As payers define wellness, exams ONLY cover basic items that apply to ALL persons of your age. The proposed purpose of wellness is prevention and screening of potential problems; by definition, it is distinctly different from investigation of new specific concerns or treatment of ongoing issues.
Under your insurance company billing rules, If any issues need medical decision-making (evaluation and treatment assessment) by a licensed clinician, and these issues apply to you individually – not everyone your age and gender – then payers mandate in their contracts that these items be submitted on the billing slip -SEPARATE- from the wellness claim code. This separate line may appear as OFFICE VISIT or PROBLEM-FOCUSED visit and will generate the usual co-pay to see your primary physician.
Note: Doctors are required to document and bill each visit type separately, or based on your payer’s rules, insurance companies may consider doctors to have committed fraud. Most doctors strongly dislike the promotion of free annual visits by your insurance company which results in violation of your expectations, since most annual visits must have a co-pay as required by insurance billing rules. During your visit, we work diligently to give the finest care possible, to achieve our mission of providing the best primary care in the Treasure Valley. To ignore new threats to your health or to not treat ongoing individual medical issues (simply to avoid having an office copay) would be reckless and fall short of our commitment to you. Therefore, please anticipate at every annual visit to see both wellness & office visit codes on your EOB (explanation of benefits); although possible, very rarely do our patients have zero health problems to meet the insurance company definition of a “wellness-only” encounter.
When doctors prescribe refills, medical decision-making is always required. Elements involved in prescribing include:

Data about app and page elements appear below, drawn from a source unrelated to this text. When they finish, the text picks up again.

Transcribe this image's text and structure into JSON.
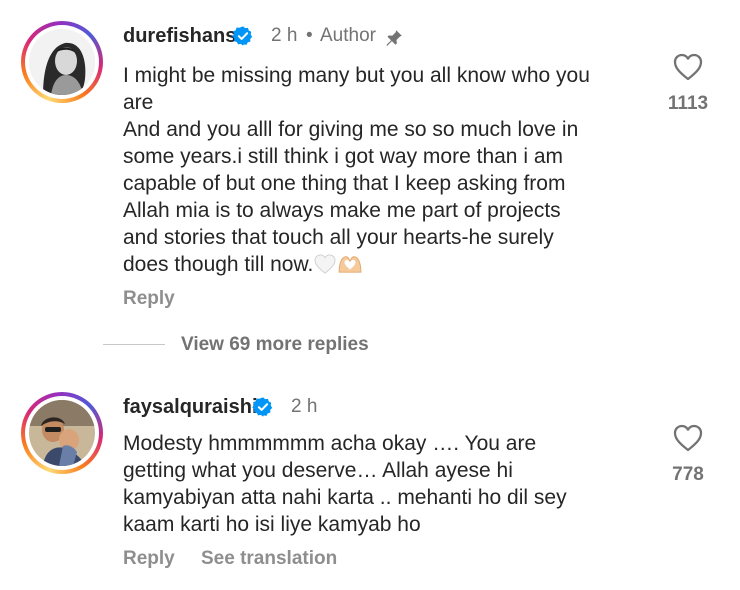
{
  "comments": [
    {
      "username": "durefishans",
      "time": "2 h",
      "separator": "•",
      "role": "Author",
      "text_lines": [
        "I might be missing many but you all know who you",
        "are",
        "And and you alll for giving me so so much love in",
        "some years.i still think i got way more than i am",
        "capable of but one thing that I keep asking from",
        "Allah mia is to always make me part of projects",
        "and stories that touch all your hearts-he surely",
        "does though till now."
      ],
      "emojis": [
        "white-heart-icon",
        "heart-hands-icon"
      ],
      "likes": "1113",
      "reply_label": "Reply",
      "view_replies": "View 69 more replies"
    },
    {
      "username": "faysalquraishi",
      "time": "2 h",
      "text_lines": [
        "Modesty hmmmmmm acha okay …. You are",
        "getting what you deserve… Allah ayese hi",
        "kamyabiyan atta nahi karta .. mehanti ho dil sey",
        "kaam karti ho isi liye kamyab ho"
      ],
      "likes": "778",
      "reply_label": "Reply",
      "translation_label": "See translation"
    }
  ],
  "colors": {
    "verified_blue": "#0095f6",
    "secondary_text": "#737373",
    "primary_text": "#262626"
  }
}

For example, when refilling a blood pressure medicine, a typical physician’s thought process may go like this: what is today’s office blood pressure; is it at goal? What are the blood pressure numbers at home? Is the med causing side effects? Has the patient gained or lost weight which may influence the blood pressure goal? What are the comorbid (associated) conditions which may influence which blood pressure goal is chosen, or which class of medications should be used? Can I switch the current medicine to a different one that not only covers blood pressure but another condition the patient has (like kidney disease or palpitations or leg swelling)? Can I combine multiple medicines into a single combo pill to reduce the pill burden count? Which medicines have already been tried and abandoned due to adverse effects? Which medicines are contraindicated due to associated conditions? Is the blood pressure still high due to sleep apnea? (screen for apnea symptoms) Is the blood pressure still high due to excess alcohol use? (screen for alcohol intake) Does the insurance require a 30-day supply dispensing? Or a 90-day supply?
All these questions and more are considerations that should be weighed for every medicine refill. Clinicians who know you well and have years of experience can shuffle through these issues quickly and make it look easy, but medical decision-making is certainly required to do so safely and accurately.
Unless a person truly is one of the exceedingly rare people with zero medical issues, zero medications, and zero new concerns, then an office visit will be necessary at some point. The only question would be WHEN do you wish to have your office visit?
EITHER WAY, an office visit co-pay will be required by your insurance company. Your medical bill costs will be the SAME. It is important to understand that insisting upon a “wellness” only visit does not save you any money but rather costs you more money as it requires additional gas and time to visit later. Not only is a combined appointment type more efficient for you, it helps us to provide better care by taking a deep, focused dive on all your issues at once.
As mentioned above, when problem-focused issues need to be covered for health and safety, we are required to code them as such by the insurance company rulebook. When insurance representatives recommend changing codes, they have no idea what was discussed or documented; they are simply quoting their own rulebook without the details to know their statement does not apply in a given instance.
At times, patients may ask why a problem-focused visit claim needed coding when they did not ask the question or broach the topic, rather they say, “The doctor brought that up so I should not have to pay.” In such circumstances, know that our first duty is to deliver premier care to reduce threats to your well-being and health. When our medical training allows us to identify concerns that need to be addressed, it is our duty to address them in a timely manner. In particular, when many of our patients only wish to come to clinic once yearly, we would never have the opportunity to treat their specific problems if we restricted our care to prevention/ screening of wellness issues.
Checked all my boxes in looking for a new primary care. Impressed with treating my diabetes.
The best family doctor I’ve had.
Love this office and the staff! Great area for kids to play and always friendly and striking up a conversation!! Never have a problem getting in to see dr. C and I feel like they give you adequate one on one care.
Very nice staff and doctor… professional well experienced and caring doctor.
I was very pleased with Dr. Crownover’s ability to quickly diagnose my problem.
This place is starting to feel like my “neighborhood.” Thanks!
I love how prompt they are to get things done. They listen to all your concerns. Thank you. The staff is excellent!